The data flows of Universal Credit

Over the last year, medConfidential has been examining the systems and information flows in and around Universal Credit – a key example of what the former UN Rapporteur on Extreme Poverty, Philip Alston, calls the ‘Digital Welfare State’.

Phil and Sam would like to thank the many organisations working on UC for their help and support, especially Child Poverty Action Group (CPAG). The project, funded by the Open Society Foundations, and working alongside front line support services, charities, campaigners and lawyers will continue.

Today we publish our first report, looking at four key areas:

One focus (Annex 1) covers what DWP knows, and what it should know about how and when claimants are paid. DWP officials have denied to Parliament and the High Court that UC has access to information that HMRC holds; whether DWP didn’t ask, or if HMRC withheld that info from DWP is as yet unclear.

DWP’s own documentation tells claimants which months they will be thrown off Universal Credit due to DWP’s systems’ inability to read a calendar. And indeed the Court recently ruled, in a case brought forward by CPAG, that DWP’s “refusal to put in place a solution to this very specific problem is so irrational that I have concluded that the threshold is met because no reasonable [Secretary of State for Work and Pensions] would have struck the balance in that way.”

Annex 2 examines how risk based verification (RBV) has been used in the benefit system – in particular around housing benefit and council tax support, but elsewhere too – and what that reveals about DWP and fraud.

As we cover in Annex 2A, DWP documents imply UC has been designed so that GOV.UK Verify can never work for 20% of claimants, i.e. those deemed ‘high risk’, against whom 75% of ‘counter-fraud’ resources are targeted – whose cases may in fact be more complex than genuinely risky. (This mandatory ranking process, also known as ‘stack ranking’, is the same process that led to the 2020 A-level grading fiasco.)

Annex 3 takes a deeper dive into how the wider Government fraud agenda impacts on DWP, noting that while DWP may keep trying to keep things secret from both the public and Parliament, the Cabinet Office has recently instituted Government-wide oversight of ‘Fraud and Error’…

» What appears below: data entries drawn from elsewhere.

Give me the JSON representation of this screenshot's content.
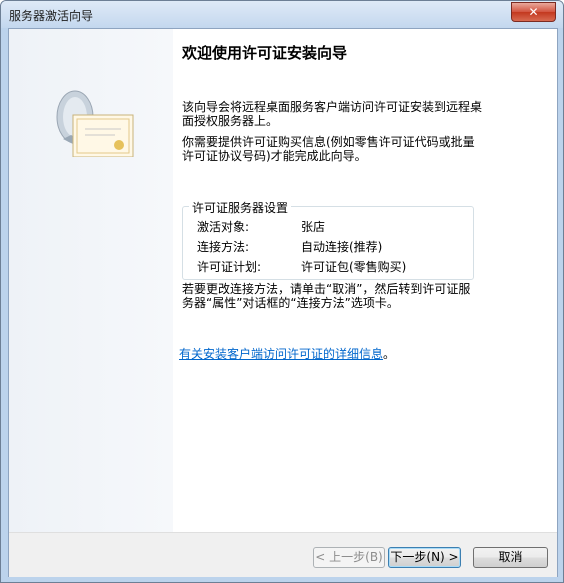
{
  "window": {
    "title": "服务器激活向导"
  },
  "page": {
    "heading": "欢迎使用许可证安装向导",
    "para1": "该向导会将远程桌面服务客户端访问许可证安装到远程桌面授权服务器上。",
    "para2": "你需要提供许可证购买信息(例如零售许可证代码或批量许可证协议号码)才能完成此向导。",
    "settings": {
      "title": "许可证服务器设置",
      "rows": [
        {
          "label": "激活对象:",
          "value": "张店"
        },
        {
          "label": "连接方法:",
          "value": "自动连接(推荐)"
        },
        {
          "label": "许可证计划:",
          "value": "许可证包(零售购买)"
        }
      ]
    },
    "para3": "若要更改连接方法，请单击“取消”，然后转到许可证服务器“属性”对话框的“连接方法”选项卡。",
    "link_text": "有关安装客户端访问许可证的详细信息",
    "link_suffix": "。"
  },
  "buttons": {
    "back": "< 上一步(B)",
    "next": "下一步(N) >",
    "cancel": "取消"
  },
  "icons": {
    "close": "close-icon",
    "illustration": "license-server-icon"
  }
}
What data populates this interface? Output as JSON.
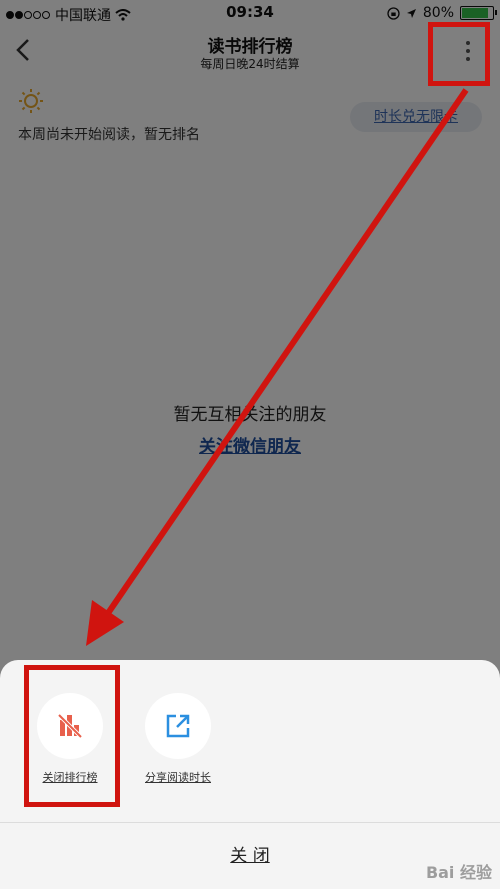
{
  "status_bar": {
    "carrier": "中国联通",
    "time": "09:34",
    "battery": "80%",
    "battery_level": 0.8
  },
  "header": {
    "title": "读书排行榜",
    "subtitle": "每周日晚24时结算"
  },
  "notice": {
    "text": "本周尚未开始阅读，暂无排名",
    "redeem_label": "时长兑无限卡"
  },
  "empty_state": {
    "text": "暂无互相关注的朋友",
    "link": "关注微信朋友"
  },
  "sheet": {
    "actions": [
      {
        "label": "关闭排行榜",
        "icon": "ranking-off-icon"
      },
      {
        "label": "分享阅读时长",
        "icon": "share-icon"
      }
    ],
    "close_label": "关 闭"
  },
  "colors": {
    "annotation_red": "#d0140f",
    "link_blue": "#1f4e9e",
    "ranking_icon": "#e8604c",
    "share_icon": "#2b8fe0"
  },
  "watermark": "Bai 经验"
}
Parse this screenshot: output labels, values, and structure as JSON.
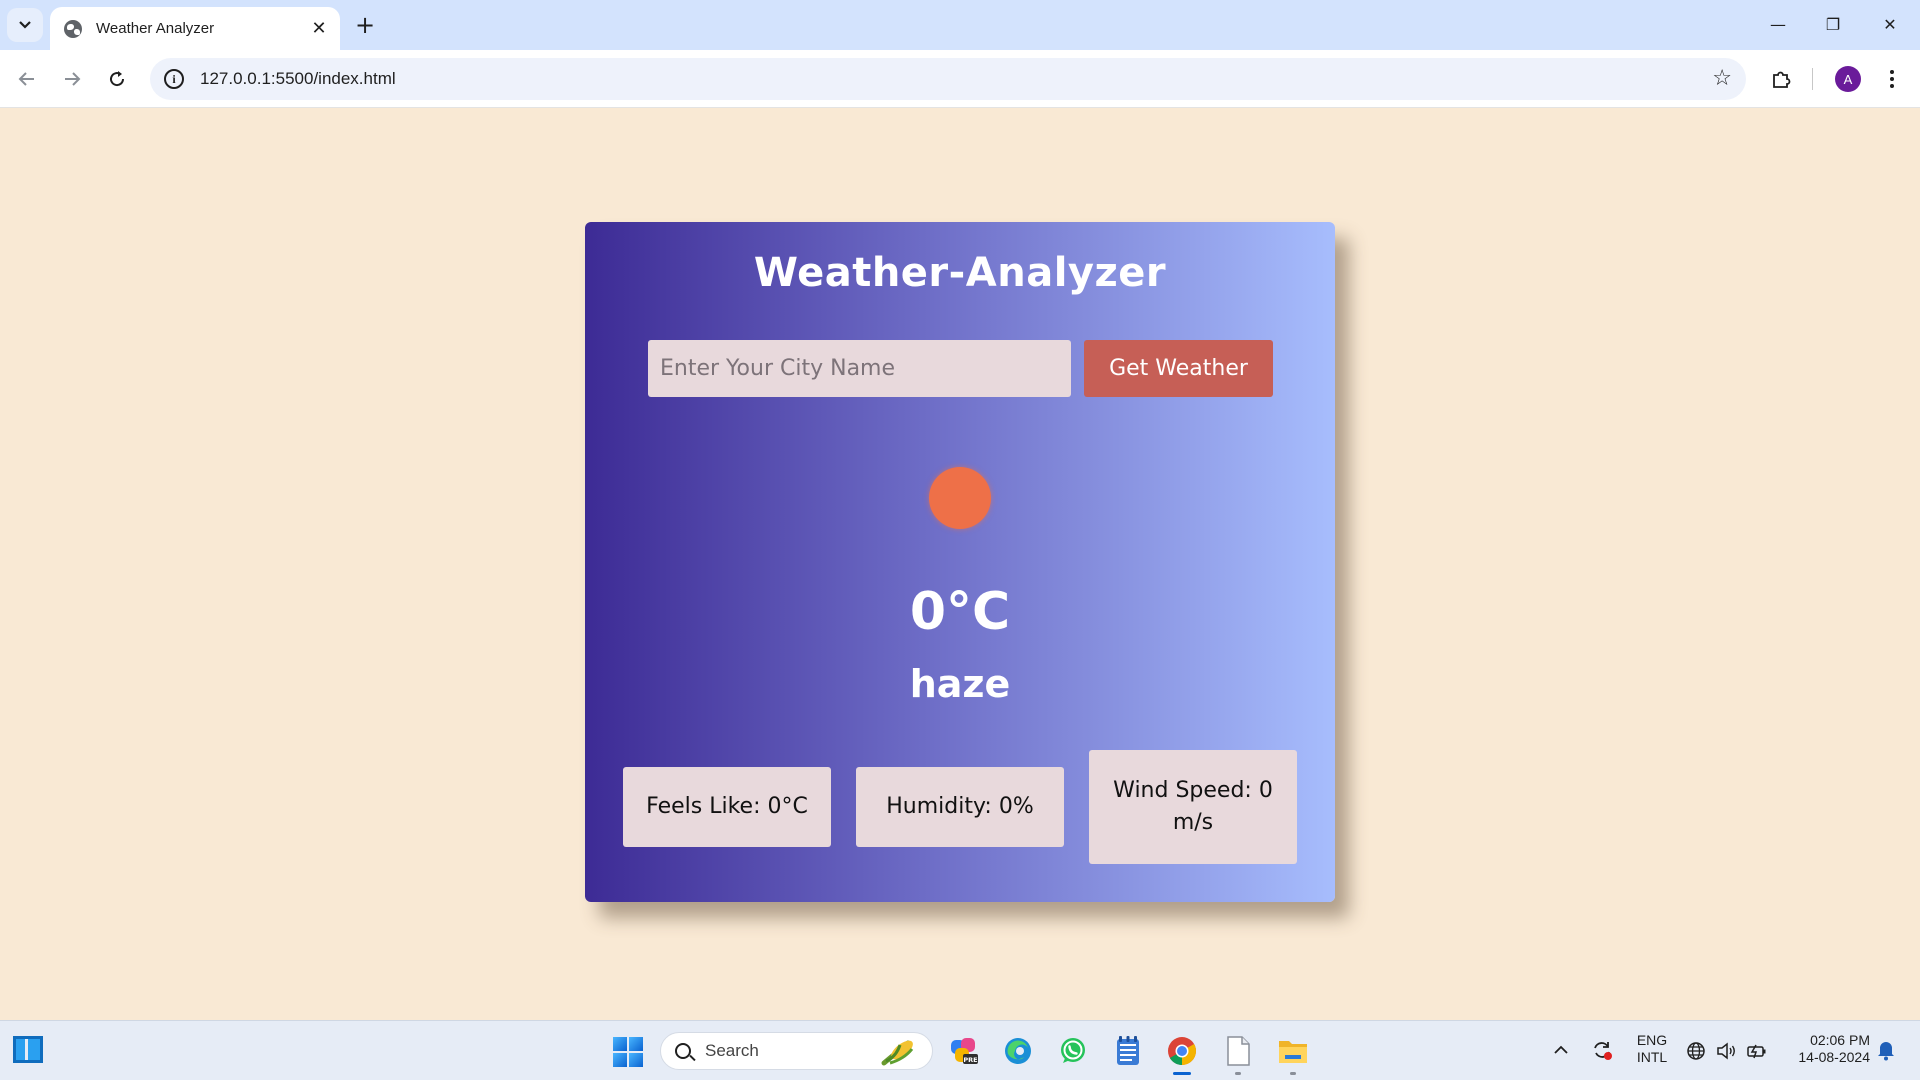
{
  "browser": {
    "tab_title": "Weather Analyzer",
    "tab_close": "✕",
    "new_tab": "+",
    "url": "127.0.0.1:5500/index.html",
    "site_info": "i",
    "profile_initial": "A",
    "window_controls": {
      "minimize": "—",
      "restore": "❐",
      "close": "✕"
    }
  },
  "app": {
    "title": "Weather-Analyzer",
    "city_placeholder": "Enter Your City Name",
    "get_weather_label": "Get Weather",
    "temperature": "0°C",
    "description": "haze",
    "feels_like": "Feels Like: 0°C",
    "humidity": "Humidity: 0%",
    "wind_speed": "Wind Speed: 0 m/s",
    "icon_name": "sun-icon",
    "colors": {
      "page_bg": "#f9e9d4",
      "gradient_start": "#3d2b95",
      "gradient_end": "#a7bdfd",
      "button": "#c65f56",
      "sun": "#ee7048",
      "stat_box": "#e8d9dc"
    }
  },
  "taskbar": {
    "search_label": "Search",
    "language_top": "ENG",
    "language_bottom": "INTL",
    "time": "02:06 PM",
    "date": "14-08-2024",
    "pinned_apps": [
      "copilot-icon",
      "edge-icon",
      "whatsapp-icon",
      "notepad-icon",
      "chrome-icon",
      "file-icon",
      "file-explorer-icon"
    ]
  }
}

Annex 4 addresses DWP’s response to COVID-19, and its effects on UC information flows; what changed, and what didn’t. Annex 4B briefly also covers the ‘home testing’ process for COVID, which uses DWP and Government ‘counter-fraud norms’ – i.e. a credit history check on every applicant – a process DWP is considering as it’s ‘in-house’ identity approach “to replace Verify”.

And, bringing things all together, the core report covers the core parts of UC, and serves as a reference point for our ongoing and future work.

As this work was done chronologically, you may wish to begin with the Annex that interests you most – or, if you prefer, read the Annexes in order and then the main report.

Wider lessons for Government

DWP chose what to automate, and those choices primarily benefited DWP.


Annexes 2A, 3, and 5 contain wider lessons for government, that Departments would already know if they had cared to look; but sometimes the best internal lessons come from outside.

DWP’s own documentation tells claimants which months they will be thrown off Universal credit due to DWP’s systems’ inability to read a calendar. CPAG recently won a case against DWP, where the judge said:

DWP’s “refusal to put in place a solution to this very specific problem is so irrational that I have concluded that the threshold is met because no reasonable [Secretary of State for Work and Pensions] would have struck the balance in that way.”

UC is a large canary in the coal mine, but the ‘fraud’ approach is metastasising across government and will have consequences for all Government uses of data.